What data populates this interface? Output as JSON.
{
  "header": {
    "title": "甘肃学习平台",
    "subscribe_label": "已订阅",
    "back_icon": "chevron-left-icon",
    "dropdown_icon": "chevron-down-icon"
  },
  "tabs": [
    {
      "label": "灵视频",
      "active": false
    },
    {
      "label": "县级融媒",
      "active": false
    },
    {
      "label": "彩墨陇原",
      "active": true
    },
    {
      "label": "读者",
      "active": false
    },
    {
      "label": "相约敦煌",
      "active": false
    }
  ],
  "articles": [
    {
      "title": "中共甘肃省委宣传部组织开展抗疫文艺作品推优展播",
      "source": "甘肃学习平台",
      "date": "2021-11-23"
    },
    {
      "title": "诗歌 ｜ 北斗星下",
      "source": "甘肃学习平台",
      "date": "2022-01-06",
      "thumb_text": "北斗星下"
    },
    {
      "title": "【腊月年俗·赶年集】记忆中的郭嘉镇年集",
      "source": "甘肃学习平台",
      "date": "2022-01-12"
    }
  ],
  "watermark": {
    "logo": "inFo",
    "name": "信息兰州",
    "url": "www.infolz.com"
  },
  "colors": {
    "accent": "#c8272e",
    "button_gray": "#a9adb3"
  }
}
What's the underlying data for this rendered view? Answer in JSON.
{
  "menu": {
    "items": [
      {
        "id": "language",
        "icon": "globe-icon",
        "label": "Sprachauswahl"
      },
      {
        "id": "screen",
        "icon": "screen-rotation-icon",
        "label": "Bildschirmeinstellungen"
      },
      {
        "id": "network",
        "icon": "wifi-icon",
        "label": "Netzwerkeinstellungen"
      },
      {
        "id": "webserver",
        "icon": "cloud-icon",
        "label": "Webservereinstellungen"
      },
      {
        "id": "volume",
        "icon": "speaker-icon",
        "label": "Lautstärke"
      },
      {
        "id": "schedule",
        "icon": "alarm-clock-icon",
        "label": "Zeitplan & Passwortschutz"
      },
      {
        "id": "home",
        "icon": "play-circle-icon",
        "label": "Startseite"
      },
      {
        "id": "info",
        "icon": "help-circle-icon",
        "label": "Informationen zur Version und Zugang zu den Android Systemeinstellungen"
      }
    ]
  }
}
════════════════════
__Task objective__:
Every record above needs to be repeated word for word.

__Answer to this problem__:
What data populates this interface? Output as JSON.
{
  "header": {
    "title": "甘肃学习平台",
    "subscribe_label": "已订阅",
    "back_icon": "chevron-left-icon",
    "dropdown_icon": "chevron-down-icon"
  },
  "tabs": [
    {
      "label": "灵视频",
      "active": false
    },
    {
      "label": "县级融媒",
      "active": false
    },
    {
      "label": "彩墨陇原",
      "active": true
    },
    {
      "label": "读者",
      "active": false
    },
    {
      "label": "相约敦煌",
      "active": false
    }
  ],
  "articles": [
    {
      "title": "中共甘肃省委宣传部组织开展抗疫文艺作品推优展播",
      "source": "甘肃学习平台",
      "date": "2021-11-23"
    },
    {
      "title": "诗歌 ｜ 北斗星下",
      "source": "甘肃学习平台",
      "date": "2022-01-06",
      "thumb_text": "北斗星下"
    },
    {
      "title": "【腊月年俗·赶年集】记忆中的郭嘉镇年集",
      "source": "甘肃学习平台",
      "date": "2022-01-12"
    }
  ],
  "watermark": {
    "logo": "inFo",
    "name": "信息兰州",
    "url": "www.infolz.com"
  },
  "colors": {
    "accent": "#c8272e",
    "button_gray": "#a9adb3"
  }
}
What's the underlying data for this rendered view? Answer in JSON.
{
  "menu": {
    "items": [
      {
        "id": "language",
        "icon": "globe-icon",
        "label": "Sprachauswahl"
      },
      {
        "id": "screen",
        "icon": "screen-rotation-icon",
        "label": "Bildschirmeinstellungen"
      },
      {
        "id": "network",
        "icon": "wifi-icon",
        "label": "Netzwerkeinstellungen"
      },
      {
        "id": "webserver",
        "icon": "cloud-icon",
        "label": "Webservereinstellungen"
      },
      {
        "id": "volume",
        "icon": "speaker-icon",
        "label": "Lautstärke"
      },
      {
        "id": "schedule",
        "icon": "alarm-clock-icon",
        "label": "Zeitplan & Passwortschutz"
      },
      {
        "id": "home",
        "icon": "play-circle-icon",
        "label": "Startseite"
      },
      {
        "id": "info",
        "icon": "help-circle-icon",
        "label": "Informationen zur Version und Zugang zu den Android Systemeinstellungen"
      }
    ]
  }
}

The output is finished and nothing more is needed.